The following diagram outlines the development of the current Basel III framework. The second diagram shows the historical development of US financial regulations in comparison.
¹Bloomberg “Fundamental Review Of The Trading Book (FRTB): Where Do We Stand?”, Bloomberg.com, Last modified 2022 https://www.bloomberg.com/professional/blog/fundamental-review-of-the-trading-book-frtb-where-do-we-stand/.
The above image illustrates the major government regulatory responses to a financial crisis in the history of the US economy. These regulations and laws were put in place to protect the market participants involved in a trade, a particular industry or sector-specific regulations.
Such good intentions of preventive regulations have resulted in a multitude of unintended consequences for SMEs, primarily, making it harder for SMEs to access international trade and finance. To pick just one example, the number of banks providing trade credit in Africa between 2013 and 2019 has declined by 23 percent. In short, large banks like to trade with large corporations.

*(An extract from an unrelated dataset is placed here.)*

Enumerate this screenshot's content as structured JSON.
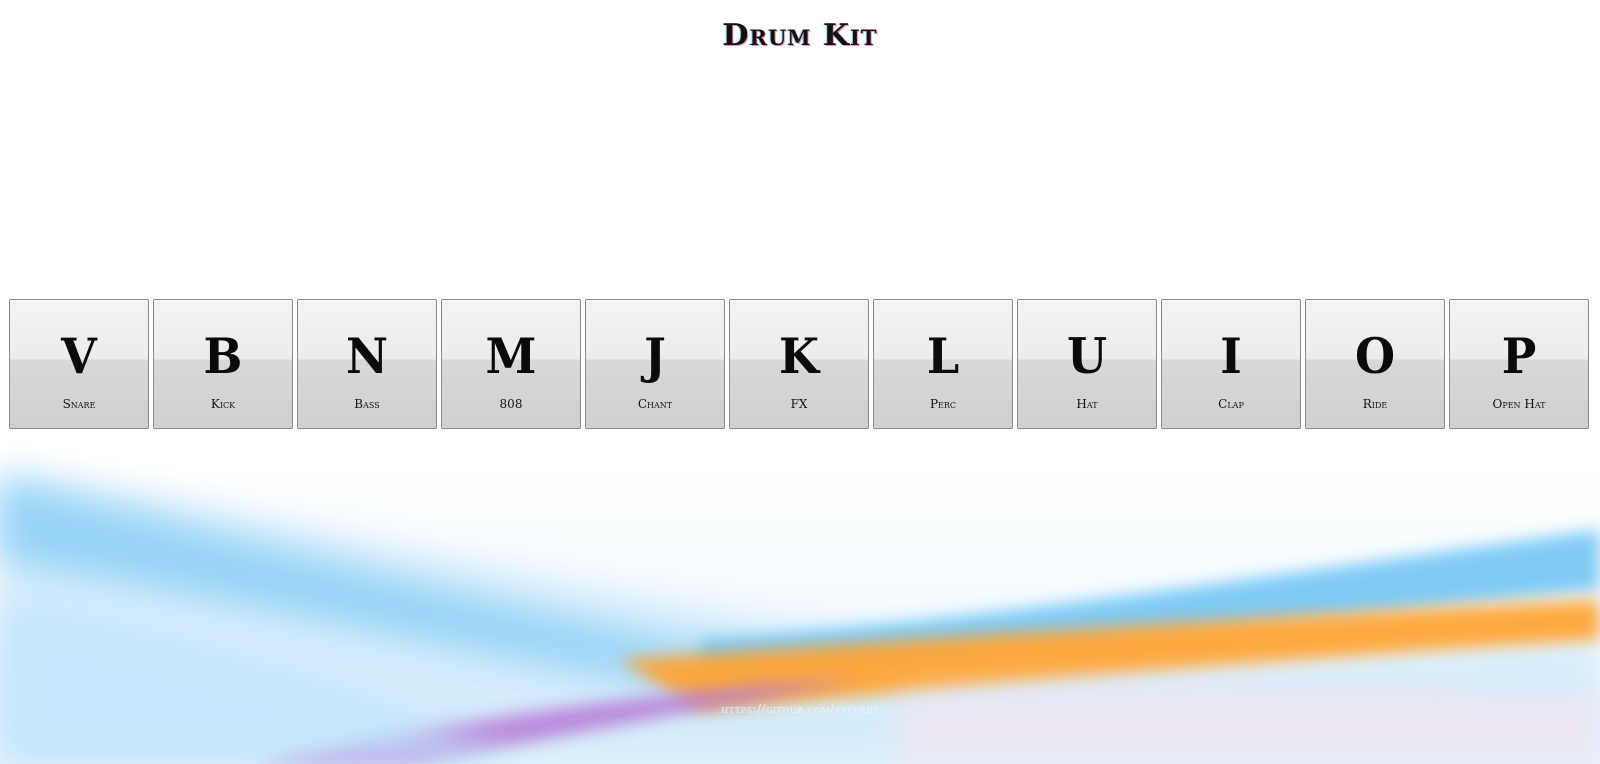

This is the SMEs’ dilemma and the opportunity for companies like Artis and its investors.
The Artis In-House Legal Team
The core task for an internal or external legal team is to review each trade; to prepare, and review transaction documentation; and to ensure compliance with national and international laws, restrictions and other guidelines such as sanctions, which can change with time. Clear transaction structuring and precise drafting is essential.

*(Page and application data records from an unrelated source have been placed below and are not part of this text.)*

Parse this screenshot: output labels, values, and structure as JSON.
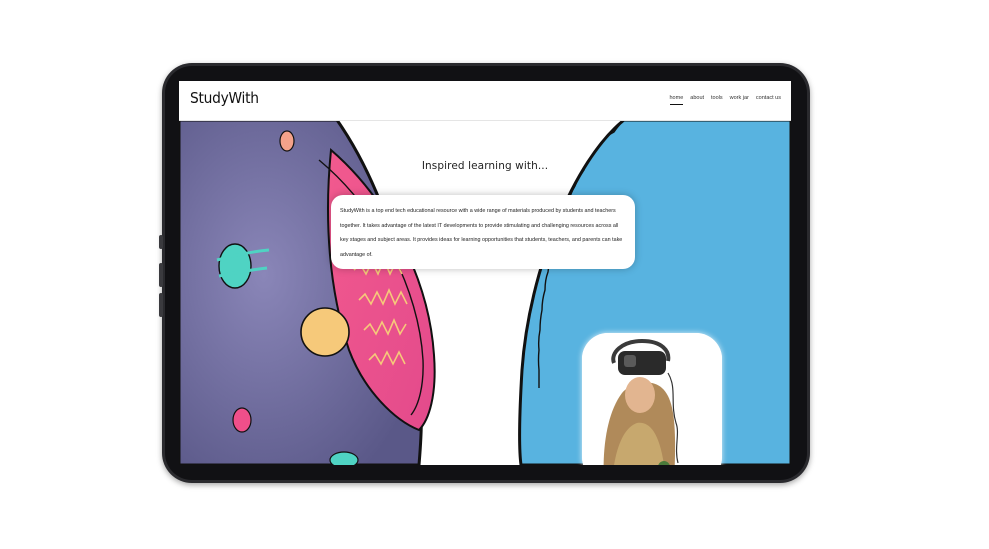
{
  "site": {
    "logo": "StudyWith",
    "nav": [
      "home",
      "about",
      "tools",
      "work jar",
      "contact us"
    ],
    "active_nav": "home"
  },
  "hero": {
    "headline": "Inspired learning with...",
    "description": "StudyWith is a top end tech educational resource with a wide range of materials produced by students and teachers together. It takes advantage of the latest IT developments to provide stimulating and challenging resources across all key stages and subject areas. It provides ideas for learning opportunities that students, teachers, and parents can take advantage of."
  },
  "colors": {
    "planet_purple": "#6e6aa0",
    "planet_pink": "#ef4f8a",
    "planet_yellow": "#f6c97a",
    "planet_teal": "#4fd3c3",
    "right_blue": "#58b3e0",
    "outline": "#111111"
  },
  "icons": {
    "photo": "vr-headset-student-image"
  }
}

At this point, our trade is commercial and legally scrutinised. Once a trade is set in motion, various legal questions, not necessarily problems, will keep coming up, often around the quality and the delivery of the product.
If the debtor can prove that there is some sort of defect with the product or its quality – despite having approved the product already – it is the obligation of the factoring client, the borrower, to remedy the situation within a deadline. If the issue is not solved, the invoice is ceded back to the factoring party. Our legal team handles these transactions together with the credit insurer.

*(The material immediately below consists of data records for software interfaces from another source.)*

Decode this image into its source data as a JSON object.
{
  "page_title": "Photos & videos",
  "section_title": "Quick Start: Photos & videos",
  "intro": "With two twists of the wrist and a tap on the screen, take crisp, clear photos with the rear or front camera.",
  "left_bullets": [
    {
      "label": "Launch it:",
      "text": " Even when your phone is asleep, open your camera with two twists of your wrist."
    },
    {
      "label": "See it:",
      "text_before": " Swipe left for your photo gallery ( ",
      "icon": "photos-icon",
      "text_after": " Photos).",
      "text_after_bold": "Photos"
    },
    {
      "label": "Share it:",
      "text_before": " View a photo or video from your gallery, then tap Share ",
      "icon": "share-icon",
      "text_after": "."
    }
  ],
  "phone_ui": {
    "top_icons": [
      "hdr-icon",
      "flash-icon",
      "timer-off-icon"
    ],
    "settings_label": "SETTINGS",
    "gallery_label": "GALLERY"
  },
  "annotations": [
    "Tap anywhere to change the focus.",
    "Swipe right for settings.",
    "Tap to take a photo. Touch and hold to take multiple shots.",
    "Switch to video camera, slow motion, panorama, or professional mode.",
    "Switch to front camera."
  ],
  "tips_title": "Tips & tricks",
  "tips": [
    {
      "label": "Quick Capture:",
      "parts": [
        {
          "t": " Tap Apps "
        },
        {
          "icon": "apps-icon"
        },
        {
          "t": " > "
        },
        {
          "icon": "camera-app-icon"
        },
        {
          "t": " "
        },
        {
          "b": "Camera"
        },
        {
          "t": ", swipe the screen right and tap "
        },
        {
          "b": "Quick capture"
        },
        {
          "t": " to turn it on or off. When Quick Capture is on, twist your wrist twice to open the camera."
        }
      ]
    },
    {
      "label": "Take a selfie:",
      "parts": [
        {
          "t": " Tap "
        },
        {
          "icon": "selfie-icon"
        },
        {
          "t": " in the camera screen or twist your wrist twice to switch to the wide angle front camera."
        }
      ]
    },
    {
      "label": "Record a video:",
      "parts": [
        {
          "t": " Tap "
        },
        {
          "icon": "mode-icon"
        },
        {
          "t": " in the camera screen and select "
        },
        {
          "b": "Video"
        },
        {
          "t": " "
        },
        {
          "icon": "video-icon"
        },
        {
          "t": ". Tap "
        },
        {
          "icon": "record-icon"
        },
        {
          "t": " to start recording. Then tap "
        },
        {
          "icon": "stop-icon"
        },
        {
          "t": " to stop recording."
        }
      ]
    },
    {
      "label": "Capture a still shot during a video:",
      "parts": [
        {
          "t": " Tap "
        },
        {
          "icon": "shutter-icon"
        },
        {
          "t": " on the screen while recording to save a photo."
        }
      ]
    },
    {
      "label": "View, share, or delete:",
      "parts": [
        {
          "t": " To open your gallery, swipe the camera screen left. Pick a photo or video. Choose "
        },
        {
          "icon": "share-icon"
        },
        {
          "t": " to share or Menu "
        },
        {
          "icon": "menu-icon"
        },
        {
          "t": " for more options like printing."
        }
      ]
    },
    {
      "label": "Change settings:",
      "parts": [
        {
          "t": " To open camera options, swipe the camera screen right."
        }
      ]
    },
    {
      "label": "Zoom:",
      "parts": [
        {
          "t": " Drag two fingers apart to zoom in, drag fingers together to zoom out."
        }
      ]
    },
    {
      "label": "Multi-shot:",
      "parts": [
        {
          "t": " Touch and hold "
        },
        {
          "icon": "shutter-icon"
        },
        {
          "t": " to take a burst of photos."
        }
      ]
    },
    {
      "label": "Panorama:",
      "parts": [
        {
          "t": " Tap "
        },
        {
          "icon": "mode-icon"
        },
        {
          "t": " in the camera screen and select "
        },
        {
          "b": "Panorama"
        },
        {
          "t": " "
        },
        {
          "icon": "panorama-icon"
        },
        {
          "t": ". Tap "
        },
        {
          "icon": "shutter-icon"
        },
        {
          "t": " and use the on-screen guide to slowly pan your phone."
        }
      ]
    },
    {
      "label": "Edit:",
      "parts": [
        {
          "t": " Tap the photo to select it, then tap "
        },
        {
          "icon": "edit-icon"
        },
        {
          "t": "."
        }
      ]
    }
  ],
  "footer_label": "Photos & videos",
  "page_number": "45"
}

A simple example is one where a financing house realised that abiding by international regulations was only one part of the challenge. The investment firm did not realise that the country where they were looking to finance a trade had tariff minimums and stringent import laws.
The country where they intended to do business wouldn’t allow the import of the merchandise in question and wouldn’t allow cargo sizes as large as they had contractually agreed to provide. The result was a costly learning curve. The agency was forced to void the trade entirely.
About the Loss Payee and the Protected Default Clause
The loss payee is the party to whom the claim from a loss is to be paid. Except if otherwise requested and pre-agreed with the investor, Artis only refinances invoices covered by credit insurance or similar. The insurance coverage and the invoice are both assigned to the investors invested in the Artis fund.
The Artis fund and the Artis managed account are the loss payee on record with the credit insurer, protecting the investor from a non-payment situation. Artis’ arrangements include a protected default clause to ensure that all claims are settled within six months regardless of the jurisdiction − worthwhile insurance cover for investors for a swift repayment in case of non-payment by the buyer.
Legal Pitfalls and Investor Coverage
Even with legal mitigants and the appropriate protections in place, the risk of default or insolvency of the buyer remains. In addition to credit insurance, we might seek personal or corporate collateral covering the cost of funding the trade in question, where we only pay out after the product has been accepted by the buyer and the invoice raised. Failure to do so will lead to collection from the insurance company or on the collateral.